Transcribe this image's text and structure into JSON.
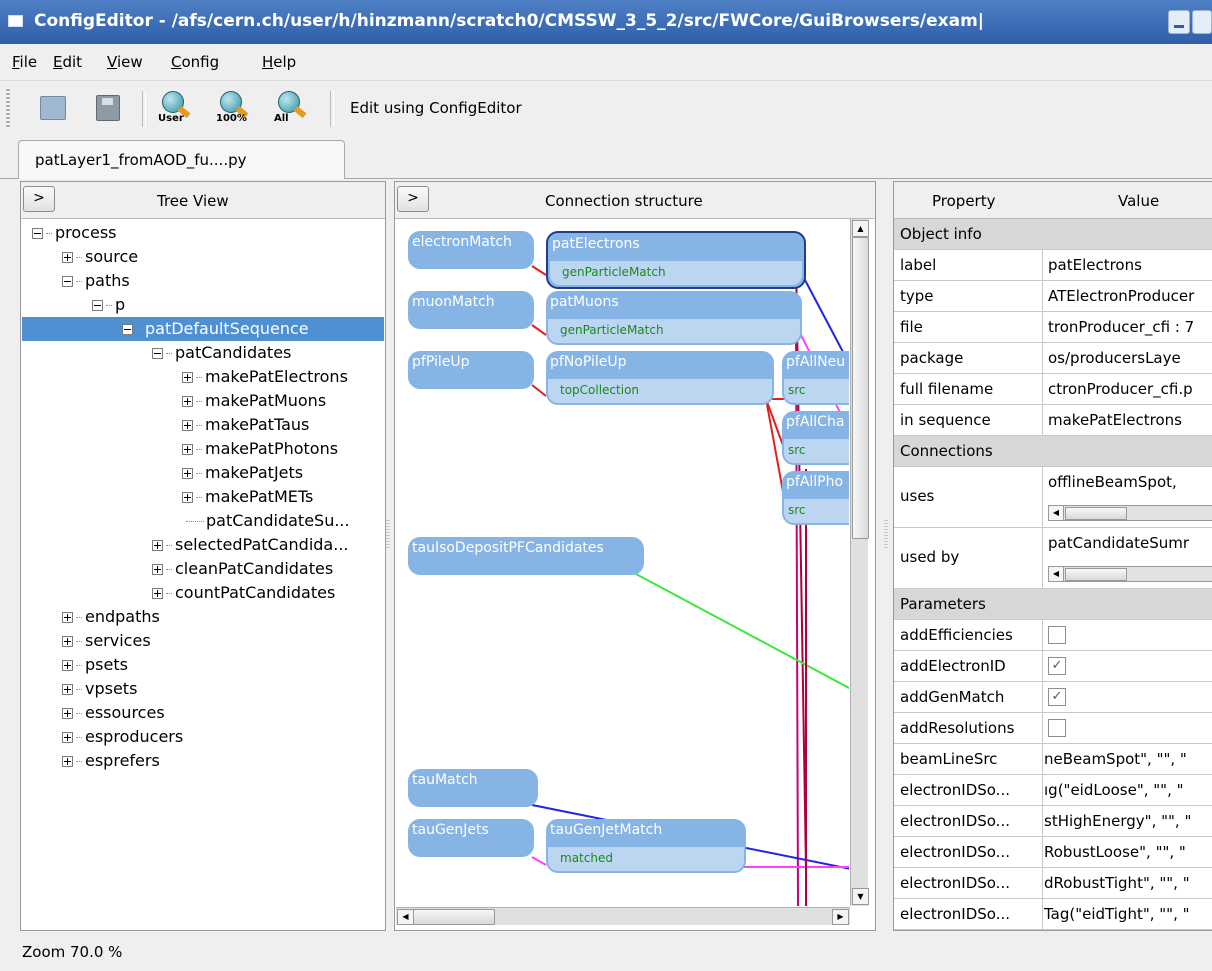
{
  "window": {
    "title": "ConfigEditor - /afs/cern.ch/user/h/hinzmann/scratch0/CMSSW_3_5_2/src/FWCore/GuiBrowsers/exam|"
  },
  "menu": [
    {
      "label": "File",
      "mnemonic": "F",
      "rest": "ile"
    },
    {
      "label": "Edit",
      "mnemonic": "E",
      "rest": "dit"
    },
    {
      "label": "View",
      "mnemonic": "V",
      "rest": "iew"
    },
    {
      "label": "Config",
      "mnemonic": "C",
      "rest": "onfig"
    },
    {
      "label": "Help",
      "mnemonic": "H",
      "rest": "elp"
    }
  ],
  "toolbar": {
    "zoom_user": "User",
    "zoom_100": "100%",
    "zoom_all": "All",
    "edit_text": "Edit using ConfigEditor"
  },
  "tab": {
    "label": "patLayer1_fromAOD_fu....py"
  },
  "tree_panel": {
    "toggle": ">",
    "title": "Tree View",
    "nodes": [
      {
        "label": "process"
      },
      {
        "label": "source"
      },
      {
        "label": "paths"
      },
      {
        "label": "p"
      },
      {
        "label": "patDefaultSequence"
      },
      {
        "label": "patCandidates"
      },
      {
        "label": "makePatElectrons"
      },
      {
        "label": "makePatMuons"
      },
      {
        "label": "makePatTaus"
      },
      {
        "label": "makePatPhotons"
      },
      {
        "label": "makePatJets"
      },
      {
        "label": "makePatMETs"
      },
      {
        "label": "patCandidateSu..."
      },
      {
        "label": "selectedPatCandida..."
      },
      {
        "label": "cleanPatCandidates"
      },
      {
        "label": "countPatCandidates"
      },
      {
        "label": "endpaths"
      },
      {
        "label": "services"
      },
      {
        "label": "psets"
      },
      {
        "label": "vpsets"
      },
      {
        "label": "essources"
      },
      {
        "label": "esproducers"
      },
      {
        "label": "esprefers"
      }
    ]
  },
  "graph_panel": {
    "toggle": ">",
    "title": "Connection structure",
    "nodes": {
      "electronMatch": "electronMatch",
      "patElectrons": "patElectrons",
      "patElectrons_port": "genParticleMatch",
      "muonMatch": "muonMatch",
      "patMuons": "patMuons",
      "patMuons_port": "genParticleMatch",
      "pfPileUp": "pfPileUp",
      "pfNoPileUp": "pfNoPileUp",
      "pfNoPileUp_port": "topCollection",
      "pfAllNeu": "pfAllNeu",
      "pfAllNeu_port": "src",
      "pfAllCha": "pfAllCha",
      "pfAllCha_port": "src",
      "pfAllPho": "pfAllPho",
      "pfAllPho_port": "src",
      "tauIso": "tauIsoDepositPFCandidates",
      "tauMatch": "tauMatch",
      "tauGenJets": "tauGenJets",
      "tauGenJetMatch": "tauGenJetMatch",
      "tauGenJetMatch_port": "matched"
    }
  },
  "properties": {
    "header_property": "Property",
    "header_value": "Value",
    "object_info": "Object info",
    "rows": [
      {
        "key": "label",
        "value": "patElectrons"
      },
      {
        "key": "type",
        "value": "ATElectronProducer"
      },
      {
        "key": "file",
        "value": "tronProducer_cfi : 7"
      },
      {
        "key": "package",
        "value": "os/producersLaye"
      },
      {
        "key": "full filename",
        "value": "ctronProducer_cfi.p"
      },
      {
        "key": "in sequence",
        "value": "makePatElectrons"
      }
    ],
    "connections": "Connections",
    "uses_key": "uses",
    "uses_value": "offlineBeamSpot,",
    "usedby_key": "used by",
    "usedby_value": "patCandidateSumr",
    "parameters": "Parameters",
    "checks": [
      {
        "key": "addEfficiencies",
        "checked": false
      },
      {
        "key": "addElectronID",
        "checked": true
      },
      {
        "key": "addGenMatch",
        "checked": true
      },
      {
        "key": "addResolutions",
        "checked": false
      }
    ],
    "params": [
      {
        "key": "beamLineSrc",
        "value": "neBeamSpot\", \"\", \""
      },
      {
        "key": "electronIDSo...",
        "value": "ıg(\"eidLoose\", \"\", \""
      },
      {
        "key": "electronIDSo...",
        "value": "stHighEnergy\", \"\", \""
      },
      {
        "key": "electronIDSo...",
        "value": "RobustLoose\", \"\", \""
      },
      {
        "key": "electronIDSo...",
        "value": "dRobustTight\", \"\", \""
      },
      {
        "key": "electronIDSo...",
        "value": "Tag(\"eidTight\", \"\", \""
      }
    ]
  },
  "status": {
    "zoom": "Zoom 70.0 %"
  },
  "colors": {
    "selection": "#4f8fd3",
    "node": "#86b4e4",
    "title_bar": "#2f5fa8"
  }
}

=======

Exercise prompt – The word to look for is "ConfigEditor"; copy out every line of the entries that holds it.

Written response –
    "title": "ConfigEditor - /afs/cern.ch/user/h/hinzmann/scratch0/CMSSW_3_5_2/src/FWCore/GuiBrowsers/exam|"
    "edit_text": "Edit using ConfigEditor"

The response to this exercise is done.